# [Assignment]
Every line that contains the word "label" is to be copied from the listing.

#####

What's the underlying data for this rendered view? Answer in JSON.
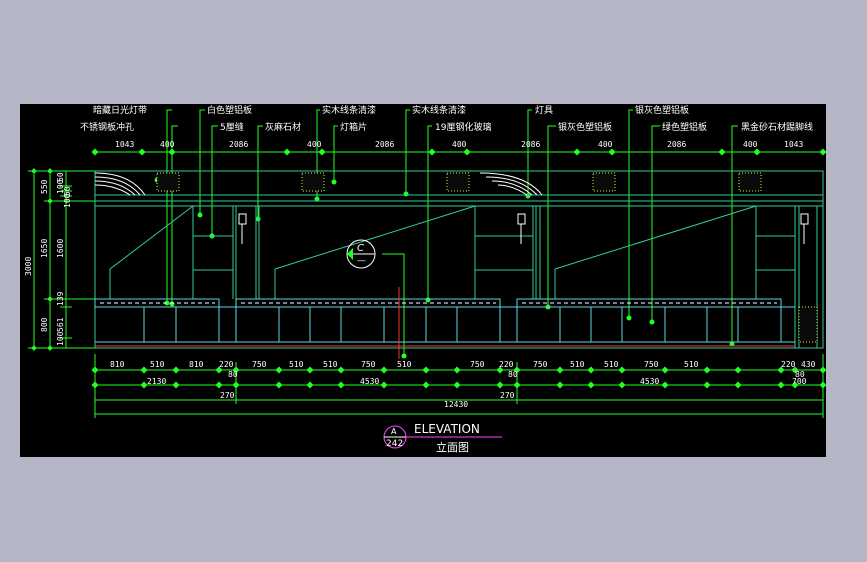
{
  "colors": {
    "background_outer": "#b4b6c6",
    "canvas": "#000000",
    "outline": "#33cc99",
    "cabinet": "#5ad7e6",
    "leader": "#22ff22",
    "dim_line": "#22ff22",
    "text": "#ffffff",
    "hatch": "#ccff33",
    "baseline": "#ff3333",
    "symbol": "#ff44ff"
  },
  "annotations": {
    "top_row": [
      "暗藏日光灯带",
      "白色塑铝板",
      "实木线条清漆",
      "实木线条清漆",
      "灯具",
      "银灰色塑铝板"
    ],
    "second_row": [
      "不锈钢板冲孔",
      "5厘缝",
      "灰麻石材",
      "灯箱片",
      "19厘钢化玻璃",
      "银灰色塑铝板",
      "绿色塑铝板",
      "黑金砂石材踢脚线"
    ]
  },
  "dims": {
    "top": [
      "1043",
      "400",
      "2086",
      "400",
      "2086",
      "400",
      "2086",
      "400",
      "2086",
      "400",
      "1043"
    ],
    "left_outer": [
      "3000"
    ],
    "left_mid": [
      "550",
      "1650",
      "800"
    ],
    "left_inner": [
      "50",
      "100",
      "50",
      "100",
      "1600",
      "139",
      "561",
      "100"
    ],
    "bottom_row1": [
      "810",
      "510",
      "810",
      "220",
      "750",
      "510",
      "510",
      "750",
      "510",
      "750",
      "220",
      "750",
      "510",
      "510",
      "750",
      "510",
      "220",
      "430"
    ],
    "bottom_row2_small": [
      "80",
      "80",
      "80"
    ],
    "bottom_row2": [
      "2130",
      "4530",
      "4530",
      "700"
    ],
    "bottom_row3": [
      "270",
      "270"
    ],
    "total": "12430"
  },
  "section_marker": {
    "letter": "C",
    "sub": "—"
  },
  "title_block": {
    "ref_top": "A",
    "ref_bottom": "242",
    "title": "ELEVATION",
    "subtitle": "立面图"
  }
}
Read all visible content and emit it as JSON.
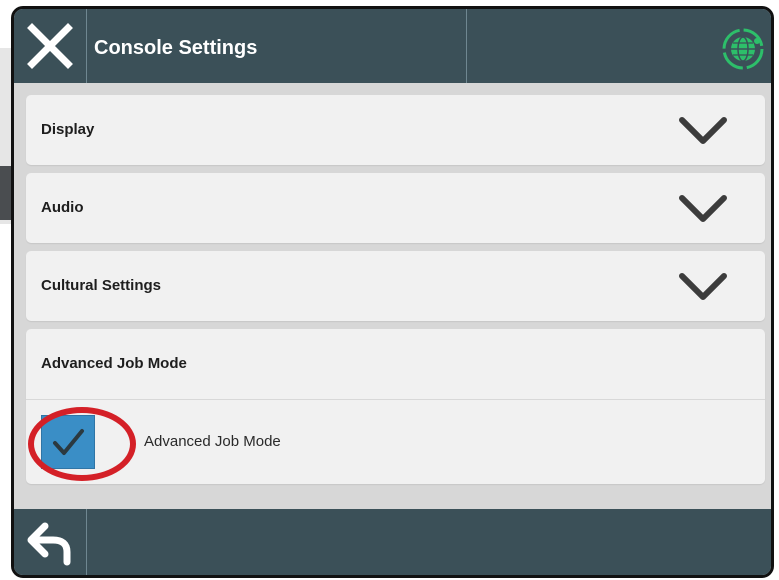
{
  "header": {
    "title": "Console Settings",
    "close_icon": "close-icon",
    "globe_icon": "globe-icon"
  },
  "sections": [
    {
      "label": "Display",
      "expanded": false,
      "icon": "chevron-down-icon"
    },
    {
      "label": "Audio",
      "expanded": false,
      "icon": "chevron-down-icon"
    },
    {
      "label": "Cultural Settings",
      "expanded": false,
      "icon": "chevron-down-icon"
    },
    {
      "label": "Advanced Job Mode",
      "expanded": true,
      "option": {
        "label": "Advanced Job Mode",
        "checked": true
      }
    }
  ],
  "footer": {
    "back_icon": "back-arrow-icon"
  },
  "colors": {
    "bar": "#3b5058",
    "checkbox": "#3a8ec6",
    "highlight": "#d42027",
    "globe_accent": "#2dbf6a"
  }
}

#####

# [Task solution]
      "label": "Display",
      "label": "Audio",
      "label": "Cultural Settings",
      "label": "Advanced Job Mode",
        "label": "Advanced Job Mode",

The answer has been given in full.